Linear Peristaltic Filtration Embodiment
FIG. 5 shows a second, linear embodiment of a dewatering apparatus incorporating peristaltic filtration. Hose 301 is supported on a flat support surface 509, and compression roller 303 is driven along the hose. The mechanism that compresses the hose includes a conveyor belt 501 that travels along and between a first drive roller 503 and a second drive roller 505. Compression rollers 303 are rotatably attached compression roller supports 507, which are in turn attached to belt 501. One or both of drive rollers 503 and 505 are attached to a motor that is not shown in FIG. 5. The roller and motor configuration illustrated in FIG. 5 are not meant to limit this invention, and any number of conveyor drive mechanisms may be employed to drive linear peristaltic filter. Thus rollers 503 and 505 may be directly coupled, belt coupled or gear driven, or there may be other rollers along which belt 501 travels as part of this invention. As rollers 505 and 505 rotate, compression roller 303 forces hose 301 against support surface 509 with sufficient force to pinch off the hose and induce peristaltic motion along the hose, as described previously in terms of the rotary peristaltic filter. In addition, hose 301 is similar to that described previously, and thus the peristaltic motion also results in filtration and achieves the advantages of this invention.
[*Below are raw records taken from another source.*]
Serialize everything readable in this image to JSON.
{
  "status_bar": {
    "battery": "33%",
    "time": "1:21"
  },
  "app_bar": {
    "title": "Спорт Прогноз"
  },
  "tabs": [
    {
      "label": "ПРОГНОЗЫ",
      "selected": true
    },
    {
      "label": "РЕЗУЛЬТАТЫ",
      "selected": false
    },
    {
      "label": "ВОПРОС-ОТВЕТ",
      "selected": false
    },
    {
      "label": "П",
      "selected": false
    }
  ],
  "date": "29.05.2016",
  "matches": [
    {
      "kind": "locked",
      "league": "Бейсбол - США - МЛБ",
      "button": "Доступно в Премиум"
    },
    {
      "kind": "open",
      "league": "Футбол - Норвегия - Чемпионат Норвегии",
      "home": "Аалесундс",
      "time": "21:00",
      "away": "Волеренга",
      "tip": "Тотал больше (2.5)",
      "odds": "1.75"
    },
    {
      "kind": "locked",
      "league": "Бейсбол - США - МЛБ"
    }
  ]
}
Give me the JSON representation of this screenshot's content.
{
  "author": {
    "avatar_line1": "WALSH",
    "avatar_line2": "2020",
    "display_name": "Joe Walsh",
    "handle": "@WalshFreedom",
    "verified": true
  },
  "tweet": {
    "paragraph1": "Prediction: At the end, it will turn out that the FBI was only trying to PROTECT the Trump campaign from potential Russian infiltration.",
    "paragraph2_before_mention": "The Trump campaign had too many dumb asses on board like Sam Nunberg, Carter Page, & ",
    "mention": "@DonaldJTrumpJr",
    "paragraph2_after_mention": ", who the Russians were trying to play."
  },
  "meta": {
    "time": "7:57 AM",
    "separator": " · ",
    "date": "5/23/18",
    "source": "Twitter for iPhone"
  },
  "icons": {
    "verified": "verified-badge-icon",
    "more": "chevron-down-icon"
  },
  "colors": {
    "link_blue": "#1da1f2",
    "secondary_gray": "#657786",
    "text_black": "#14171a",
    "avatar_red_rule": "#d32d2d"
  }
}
The compression force is controlled by the tension on belt 501 resulting from the separation of rollers 503 and 505 and the position of the rollers relative to support surface 509. By placing the second roller 505 closer to surface 509 than roller 503, for example, compression roller 303 will exert more force onto hose 301 while moving along the hose. Thus a linear embodiment of the present invention includes all of the advantages previously discussed.
Additional Compression Embodiments
In addition to the linear and rotary peristaltic filtration devices described previously, the application of force to the peristaltic filtration hose can be applied by other than rollers. If the outer hose surface is comprised of a low friction material, the rollers can be replaced with surfaces that slide along the hose. It is also possible to arrange controllable compression devices along the length of hose, such as hydraulically actuated collars, electronically controlled pressure plates, or material embedded within the hose that contracts by application of an electric or magnetic field, such that the hose is sequentially pinched at closely spaced intervals, inducing peristaltic flow. In systems in which the force is controllable, it may also be possible to combine peristaltic filtration with standard filtration by sequentially admitting a suspension, pinching the ends of the hose, increasing the pressure along the pinched off section by external application of force, and then inducing peristaltic motion to either continue to filter the suspension or to only pump the concentrate.
The invention has now been explained with regard to specific embodiments. Variations on these embodiments and other embodiments will be apparent to those of skill in the art. It is understood that the examples and embodiments described herein are for illustrative purposes only and that various modifications or changes in light thereof will be suggested to persons skilled in the art and are to be included within the spirit and purview of this application and scope of the appended claims. All publications, patents, and patent applications cited herein are hereby incorporated by reference in their entirety for all purposes.